32 Dick Kaegel, “KC legend Toma earns groundskeeping honor,” MLB.com, January 10, 2012.
34 Denny Matthews interview with author, November 2015.
35 The Sporting News Official Major League Baseball Fact Book 2001 Edition. (St. Louis: The Sporting News Co.., 2001), 380.
37 http://www.baseball-almanac.com/quotes/quoalin.schtml. “If a horse won’t eat it, I don’t want to play on it,” said Dick Allen.
39 Denny Matthews interview with author, November 2015.
40 Official Major League Baseball Fact Book 2001 Edition, 326. www.worldcat.org/title/official-major-league-baseball-fact-book.
41www.worldcat.org/...was-great-sports-events-from-the-past/oclc/9158206. Stan Isaacs, The Last Subway Series: New York Yankees/Brooklyn Dodgers World Series, October, 1956,” George Vecsey. Ed., The Way It Was (New York: McGraw-Hill, 1974), 174.
42 Official Major League Baseball Fact Book 2001 Edition, 332.
44Denny Matthews interview with author, November 2015.
45 Play-by-play courtesy of The Miley Collection
46 Randy Galloway, “Move It On Over,” Dallas Morning News, October 29, 1985.
54 Ibid., footnote 12, “Daktronics Installs Largest HD Dish for Kansas City Royals,” October 4, 2007.”
55 Ibid., footnote 13, “Royals Fans to Watch Highlights and Replays on World’s Largest HD Display”; 14, “Baseball Stadiums by the Board,” Chicago Tribune, April 14, 2012; and 15, “Royals scoreboard is a vision of the future,” Kansas City Star, April 8, 2008.
56 Navin Vasmani, “They’re Real and They’re Spectacular,” Toronto Globe and Mail, May 8, 2018. Artist Harry Weber forged the statues of Dick Howser, Ewing and Muriel Kauffman, and Frank White.

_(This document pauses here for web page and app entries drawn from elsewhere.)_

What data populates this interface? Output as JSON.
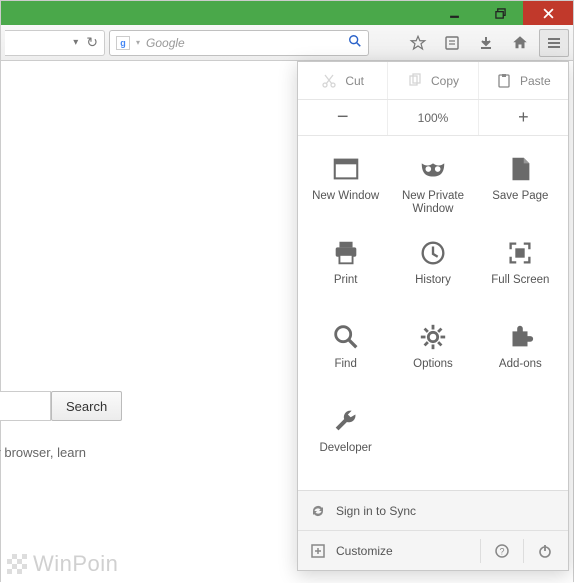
{
  "window_controls": {
    "minimize": "minimize",
    "maximize": "restore",
    "close": "close"
  },
  "toolbar": {
    "reload_tooltip": "Reload",
    "search_provider": "Google",
    "search_placeholder": "Google",
    "star_tooltip": "Bookmark",
    "reading_tooltip": "Reading List",
    "downloads_tooltip": "Downloads",
    "home_tooltip": "Home",
    "menu_tooltip": "Open menu"
  },
  "page": {
    "search_button": "Search",
    "tip_text": "of your browser, learn",
    "watermark": "WinPoin"
  },
  "menu": {
    "edit": {
      "cut": "Cut",
      "copy": "Copy",
      "paste": "Paste"
    },
    "zoom": {
      "out": "−",
      "level": "100%",
      "in": "+"
    },
    "items": [
      {
        "id": "new-window",
        "label": "New Window"
      },
      {
        "id": "new-private-window",
        "label": "New Private\nWindow"
      },
      {
        "id": "save-page",
        "label": "Save Page"
      },
      {
        "id": "print",
        "label": "Print"
      },
      {
        "id": "history",
        "label": "History"
      },
      {
        "id": "full-screen",
        "label": "Full Screen"
      },
      {
        "id": "find",
        "label": "Find"
      },
      {
        "id": "options",
        "label": "Options"
      },
      {
        "id": "addons",
        "label": "Add-ons"
      },
      {
        "id": "developer",
        "label": "Developer"
      }
    ],
    "sync": "Sign in to Sync",
    "customize": "Customize",
    "help": "Help",
    "quit": "Quit"
  }
}
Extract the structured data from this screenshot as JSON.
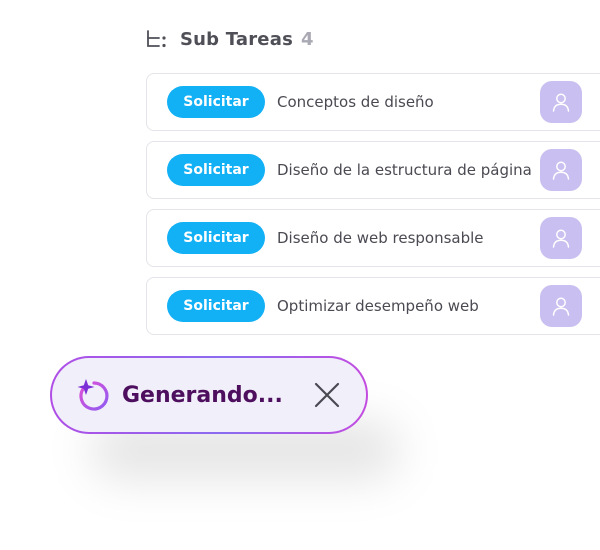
{
  "header": {
    "title": "Sub Tareas",
    "count": "4",
    "icon": "subtasks-icon"
  },
  "tasks": [
    {
      "button_label": "Solicitar",
      "name": "Conceptos de diseño"
    },
    {
      "button_label": "Solicitar",
      "name": "Diseño de la estructura de página"
    },
    {
      "button_label": "Solicitar",
      "name": "Diseño de web responsable"
    },
    {
      "button_label": "Solicitar",
      "name": "Optimizar desempeño web"
    }
  ],
  "generating": {
    "label": "Generando...",
    "icon": "sparkle-refresh-icon",
    "close_icon": "close-icon"
  },
  "colors": {
    "button": "#12b0f5",
    "avatar": "#c9bff0",
    "generating_text": "#4d0f5e",
    "pill_border_start": "#b04ee6",
    "pill_border_end": "#8a6cf0"
  }
}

Artist Kwan Wu did George Brett’s.
60 https://www.kctv5.com/a-great-nine-year-run---kaycee-the-w/article_3329db6f-f279-576b-8666-2596f11935213.html. Webster was dismissed by KBMC Television, Kansas City, the “KayCee Baseball” tradition sadly ended. April 29, 2018.
62 Denny Matthews interview with author, November 2015.
64Ted Berg, “10 Crazy Facts About the Royals and Mets’ Crazy Game 1,” USA To
64] . https://www.brainyquote.com/authors/casey_stengday, October 28, 2015, 1Sports.
66 http://www.baseball-almanac.com/quotes/quosteng.shtml . Originally, this quotation was more often and perhaps properly cited as the Perfessor’s response to the 1962 expansion Mets: “Can’t anybody play this here game!?” — an example of Casey’s use of the language he was said to invent, Stengelese.
67 Julia Obert, Postcolonial Overtures: The Politics of Sound in Contemporary Northern Irish Poetry (reprinted). Poetry (Syracuse, New York: Syracuse University Press, 2015, retrieved 2017), 44. “The Twelfth of Never,” written by Jerry Livingston and Paul Francis Webster in 1956.
68 Ryan Bort, “All of the Royals’ Postseason Come-from-Behind Wins, Ranked from Least to Most Marvelous,” Newsweek, November 2, 2018” — DS Game Four so seemingly decided that Texas Governor Greg Abbott prematurely hailed the Astros on making the ALCS.